In 2017 I’m going to read more books. I haven’t set myself a monthly or total goal of reading x number of books, but I’ll always have one on the go. I travel over 2 hours a day on the train for work so finding the time is not an issue for me. Where previously I’d watch any old thing on Netflix, this year I’m going to use that valuable time reading, and writing. To make sure I keep my reading habit up, I’m going to post what I read every month, and a few thoughts on each book. So, without further ado, the books I read in January…
Ready Player One – Ernest Cline
This was a Christmas present from my fiancé and I had been looking forward to reading it ever since I saw the quote on the front cover in the bookstore – “Willy Wonka meets The Matrix” – what’s not to love?! A couple chapters in and I was feeling a little underwhelmed. The conversations between the young characters seemed a bit forced, like an older person trying to think of how the youth speak these days but once I got past that the story took hold and I was gripped. I ended up getting through it in about 4 days (a quick pace for me). It did seem quite YA – think Hunger Games, Maze Runner etc.- but at the same time was jam packed with lots of geeky references to 70s and 80s video games and movies. Overall I’d recommend this book as a fun, light read for fans of sci fi and the 80s.

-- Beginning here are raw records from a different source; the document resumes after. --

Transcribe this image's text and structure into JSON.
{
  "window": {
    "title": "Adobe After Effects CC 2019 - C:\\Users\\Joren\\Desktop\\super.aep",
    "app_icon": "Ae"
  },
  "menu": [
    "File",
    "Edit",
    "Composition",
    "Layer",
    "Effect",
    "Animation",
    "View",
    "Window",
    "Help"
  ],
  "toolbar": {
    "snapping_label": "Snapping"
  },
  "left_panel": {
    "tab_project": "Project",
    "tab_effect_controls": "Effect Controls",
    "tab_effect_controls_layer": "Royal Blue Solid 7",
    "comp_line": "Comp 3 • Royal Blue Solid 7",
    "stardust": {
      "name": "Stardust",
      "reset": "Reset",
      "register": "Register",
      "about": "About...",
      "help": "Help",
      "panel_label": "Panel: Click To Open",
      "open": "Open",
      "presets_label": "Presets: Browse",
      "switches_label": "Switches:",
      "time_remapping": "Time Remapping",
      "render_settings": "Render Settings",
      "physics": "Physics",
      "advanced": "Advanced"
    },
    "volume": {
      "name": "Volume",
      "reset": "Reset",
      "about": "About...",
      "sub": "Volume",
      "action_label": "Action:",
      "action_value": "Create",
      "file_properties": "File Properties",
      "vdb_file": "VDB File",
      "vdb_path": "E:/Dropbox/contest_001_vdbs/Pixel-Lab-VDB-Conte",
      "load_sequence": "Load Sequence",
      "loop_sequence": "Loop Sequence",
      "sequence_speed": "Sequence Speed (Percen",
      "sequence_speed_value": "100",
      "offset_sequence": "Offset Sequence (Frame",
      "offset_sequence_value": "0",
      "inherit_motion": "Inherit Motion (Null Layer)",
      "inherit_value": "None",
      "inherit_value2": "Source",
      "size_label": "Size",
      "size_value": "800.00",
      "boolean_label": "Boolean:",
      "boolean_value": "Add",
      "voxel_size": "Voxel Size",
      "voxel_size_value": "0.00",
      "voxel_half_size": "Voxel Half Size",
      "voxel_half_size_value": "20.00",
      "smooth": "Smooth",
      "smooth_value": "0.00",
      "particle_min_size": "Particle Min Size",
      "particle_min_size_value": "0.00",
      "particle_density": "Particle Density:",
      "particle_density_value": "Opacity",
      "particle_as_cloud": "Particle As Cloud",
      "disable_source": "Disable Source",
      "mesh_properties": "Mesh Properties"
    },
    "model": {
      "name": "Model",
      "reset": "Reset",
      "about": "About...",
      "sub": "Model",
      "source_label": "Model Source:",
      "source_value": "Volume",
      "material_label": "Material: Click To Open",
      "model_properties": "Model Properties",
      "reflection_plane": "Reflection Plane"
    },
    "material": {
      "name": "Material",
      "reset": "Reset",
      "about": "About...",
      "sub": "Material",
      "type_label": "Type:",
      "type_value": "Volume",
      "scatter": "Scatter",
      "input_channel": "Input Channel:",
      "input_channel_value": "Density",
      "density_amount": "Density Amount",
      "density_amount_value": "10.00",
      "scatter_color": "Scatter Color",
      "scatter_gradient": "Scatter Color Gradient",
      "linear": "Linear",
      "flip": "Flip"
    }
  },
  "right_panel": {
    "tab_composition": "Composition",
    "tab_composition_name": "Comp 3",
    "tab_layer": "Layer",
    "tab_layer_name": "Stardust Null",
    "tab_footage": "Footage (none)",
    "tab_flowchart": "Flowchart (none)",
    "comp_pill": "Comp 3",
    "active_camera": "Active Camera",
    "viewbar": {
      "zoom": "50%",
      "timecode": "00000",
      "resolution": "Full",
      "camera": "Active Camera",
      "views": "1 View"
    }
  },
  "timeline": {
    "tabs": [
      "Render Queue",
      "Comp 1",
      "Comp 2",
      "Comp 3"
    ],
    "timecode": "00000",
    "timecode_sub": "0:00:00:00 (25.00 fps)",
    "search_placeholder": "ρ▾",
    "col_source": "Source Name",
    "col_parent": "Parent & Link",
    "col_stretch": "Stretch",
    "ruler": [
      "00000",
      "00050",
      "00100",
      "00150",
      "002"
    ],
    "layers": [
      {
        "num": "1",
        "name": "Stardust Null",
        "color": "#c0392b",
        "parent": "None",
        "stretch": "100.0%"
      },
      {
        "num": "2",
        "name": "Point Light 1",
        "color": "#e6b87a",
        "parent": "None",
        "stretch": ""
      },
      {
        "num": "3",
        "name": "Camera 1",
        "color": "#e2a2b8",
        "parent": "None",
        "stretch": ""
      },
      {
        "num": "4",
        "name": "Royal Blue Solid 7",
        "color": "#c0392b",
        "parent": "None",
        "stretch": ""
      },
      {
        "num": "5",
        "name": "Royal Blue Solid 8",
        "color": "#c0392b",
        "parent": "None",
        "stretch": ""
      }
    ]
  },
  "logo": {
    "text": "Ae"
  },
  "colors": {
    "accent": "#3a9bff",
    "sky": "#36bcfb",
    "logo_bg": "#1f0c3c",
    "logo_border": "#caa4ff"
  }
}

The City of Mirrors – Justin Cronin
The 3rd book in the Passage trilogy from Justin Cronin about a dystopian future world taken over by vampire like creatures. The 1st book in the series, The Passage, is one of my favourite books of all time – and reignited my passion for reading. I really couldn’t recommend this series enough. They are all pretty meaty reads (700+ pages each), but if you give your time to them, you will not be disappointed.
It’s Only a Movie – Mark Kermode
I’m a huge fan of the Kermode & Mayo film review podcast, especially Mark’s epic rants on films he hasn’t enjoyed (listen to his reviews of The Entourage movie and Sex and The City 2). As one of the most well-known film critics in the country he has some great stories to tell, and this book- part biography, part cinema history lesson – is full of them. I found it in the clearance section at Smiths for £1 (not sure I would have paid the original £10 asking price) so a real bargain for me. If you’re a fan of the podcast, or enjoy cinema then I think you would enjoy it.
Everything That Remains – The Minimalists
The Minimalists opened my eyes to minimalism. I have been listening to their podcast for nearly a year now and get a lot of value out of their message. Before Christmas, they were giving this book away in PDF format for free on their website. I’m not sure if it is still on there, but if you are interested in reading this, then get in touch and I will send it to you. This is the 2nd book written by them (following ‘Minimalism: Lead a Meaningful Life), and is described as a memoir. If Minimalism is the ‘how to’, then this is the ‘why to’ and describes Joshua’s life, and the events that led him to change his life and discover intentional living. If you have read Minimalism, or have listened to their podcast then there isn’t anything new here, but if you are new to the movement, or are just interested to know more then I would recommend.
Neuromancer – William Gibson
Neuromancer is often described as one of the most important Sci Fi books of all time. Gibson pretty much spawed ‘cyberpunk’, the film The Matrix probably wouldn’t exist without this, and there is even a feeling that this book influenced the internet’s development. This book had been on my list for a very long time, but for some reason I just hadn’t got around to reading it, and so the anticipation was high for me. Unfortunately I just never managed to get into it, despite my best efforts. It is written in a way that is very hard to follow. I often found myself having to re-read chapters, or refer back to earlier in the book to catch myself up on what was going on. From speaking to a work colleague who loved this book (but had read it when originally published in 1984), he felt that added something to the experience, like having to really work for it made it somehow more rewarding. I would struggle to recommend this book, but appreciate the influence it has had on the genre.
A Brief History of Time – Stephen Hawking
If you have an interest in physics, or space then there is a reasonable chance you have read this book. The subject matter (the universe, black holes, The Big Bang) is incredibly complicated, but Hawking does a great job of making it more understandable for the non-scientist, although some of it is still pretty hard to follow. I’m not sure this book could be described as entertaining, but it’s certainly informative, and an important work that I would encourage everyone to read.
That’s it for January, have you read any of these books? It would be great to hear from you about what you’re reading. While I clearly have an interest in sci fi, I’m looking to expand my horizons, so if you have any recommendations in any genre please get in touch.